September 18, 2014 |
HARRISBURG - The Pennsylvania House could vote as early as Wednesday to authorize Philadelphia to impose a $2-per-pack tax on cigarettes to raise money for its cash-starved schools. The proposed tax had been caught in a legislative logjam since the summer, but appears on a fast track to Gov. Corbett's desk. The measure was approved Tuesday by the House Rules Committee, and is likely to be voted on by the full House on Wednesday or Monday. The bill would then be sent to the Senate, where legislative leaders have said it remains high on their priority list.
March 27, 1988 |
About 20 residents attended the William Penn School District's first public meeting on the 1988-89 budget, and they were not happy to hear that the district would be raising taxes again. The district's administration said that it was working on its eighth draft of the budget, which calls for a 36.46 mill increase. Although officials cautioned residents that they were still working to reduce the increase, those at the meeting Wednesday evening still were not pleased. If the proposed increase is approved, residents in the district's six boroughs - Aldan, Colwyn, Darby, East Lansdowne, Lansdowne and Yeadon - will be paying 370.90 mills, or $370.

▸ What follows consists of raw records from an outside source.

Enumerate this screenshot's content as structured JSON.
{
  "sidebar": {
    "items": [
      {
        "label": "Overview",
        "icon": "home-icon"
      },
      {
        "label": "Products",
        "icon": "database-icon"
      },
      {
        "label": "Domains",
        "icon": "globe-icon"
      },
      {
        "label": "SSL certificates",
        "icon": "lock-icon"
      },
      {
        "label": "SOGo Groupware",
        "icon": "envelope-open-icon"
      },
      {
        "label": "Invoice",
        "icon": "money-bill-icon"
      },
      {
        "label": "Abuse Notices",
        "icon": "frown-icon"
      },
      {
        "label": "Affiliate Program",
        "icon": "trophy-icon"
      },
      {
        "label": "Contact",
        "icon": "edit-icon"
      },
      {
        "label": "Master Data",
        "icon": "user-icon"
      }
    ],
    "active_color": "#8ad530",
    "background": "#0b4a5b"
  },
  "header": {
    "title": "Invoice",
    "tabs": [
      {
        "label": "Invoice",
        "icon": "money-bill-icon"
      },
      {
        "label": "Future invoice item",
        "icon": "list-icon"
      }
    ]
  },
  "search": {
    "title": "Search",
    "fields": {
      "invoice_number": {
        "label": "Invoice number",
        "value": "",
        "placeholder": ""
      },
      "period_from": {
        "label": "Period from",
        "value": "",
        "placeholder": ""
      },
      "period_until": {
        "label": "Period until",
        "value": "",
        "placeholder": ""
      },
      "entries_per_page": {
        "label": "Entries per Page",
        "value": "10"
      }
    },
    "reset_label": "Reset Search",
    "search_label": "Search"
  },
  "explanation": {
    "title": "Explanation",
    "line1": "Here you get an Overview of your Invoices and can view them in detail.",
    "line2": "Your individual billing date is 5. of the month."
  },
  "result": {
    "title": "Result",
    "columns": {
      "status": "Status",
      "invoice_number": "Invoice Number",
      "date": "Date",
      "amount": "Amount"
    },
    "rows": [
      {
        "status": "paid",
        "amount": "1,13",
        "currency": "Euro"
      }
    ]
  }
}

May 12, 1991 |
The Bristol Township School District says the township owes it more than $100,000 in taxes from 1990, money that the township presumed was already paid. The township's managing director, Carmen Raddi, said Thursday he "was not aware of any claim (by the school district) until very recently. " He said he would not comment further until speaking to the council at its meeting Tuesday. School district officials said last week they never received their half share of the $211,000 in per-capita taxes collected by the township for 1990.
May 25, 1989 |
The Haverford school board adopted a preliminary budget last Thursday that calls for a 9.5 percent tax increase, but only after one board member changed his negative vote at the last minute. The board voted 5-2 for the budget, which calls for an increase of 28.32 mills. The homeowner whose home is assessed at the average of $5,000 will pay an additional $141.60 more in taxes next year. Board members Richard Gianguilio and Shelby Kaiser voted against the budget, along with Nicholas Rongione.
June 23, 1998 |
The intersection of Tioga and C streets in Harrowgate is nobody's idea of a premier business address. A half-block stands vacant. Along C Street, the sidewalk is piled with trash. Graffiti covers the brick facade of an abandoned factory. But in front of Roger Nielsen's business, less than a block away, you'd swear you were in a different neighborhood. No graffiti. No trash. No broken glass. In fact, the exterior of Nielsen's 100,000-square-foot building is as shiny as a new pair of shoes.
April 12, 1989 |
Ellen Woodland doesn't know whether she is aggravated more by her tax bill or by the treatment she received from Lindenwold Borough officials when she tried to dispute it. When borough condominium residents approached the council last summer about relief from local municipal services taxes, Woodland went to the Lindenwold Borough Council with members of The Condominium Associations of Lindenwold. But when the issue finally came before the council last Wednesday, nearly 70 Lindenwold residents, mostly homeowners, showed up to oppose the proposal.
March 3, 1989 |
City Council liberals - embattled and outnumbered for the first time in a decade - angrily complain that the City of Brotherly Love has turned tight- fisted. "We're looking at a meanness on the part of the electorate that says: not another cent," Councilwoman Augusta Clark said. "The fight this year is going to be over who can protect theirs. " As the city budget debate intensifies, Clark and other liberals are trying to withstand a no-tax-increase juggernaut surging through Council that threatens to batter the city's poor.
November 6, 1988 |
Here's one scene that has been repeated time and again at local meetings throughout Chester County: A developer presents plans for construction and promises that the project will be good for tax ratables. Local officials, starved for new revenues to support the weight of their sometimes bloated budgets, gobble up the promise. But as this year's budget planning season reaches its peak, local officials throughout the county are questioning the wisdom of rapid development as a means to generate revenue and keep taxes for residents to a minimum.
February 21, 1991 |
The Clifton Heights Borough Council has tabled an ordinance that would tax vacant properties after a Walnut Avenue resident blistered the proposal, saying it sounded as if the borough was "half-boarded up. " The resident, Mary Quinn, said newspaper articles about the ordinance had given the borough a bad image that is damaging property values. "I resent the implication (by council's action) that Clifton Heights is as bad as Philadelphia," she told the eight-member council at its business meeting Monday night.
December 13, 1996 |
In a surprise move, the Borough Council tabled two proposed ordinances that would have offered tax breaks to homeowners and businesses that make improvements to their properties. The ordinances would have exempted property owners from higher assessments for five years after an improvement was made. James Wittmeyer, of 10th Street, urged council to defeat the proposal, calling it discriminatory. He said taxpayers who don't upgrade their properties will effectively pay higher taxes as a result of the exemptions.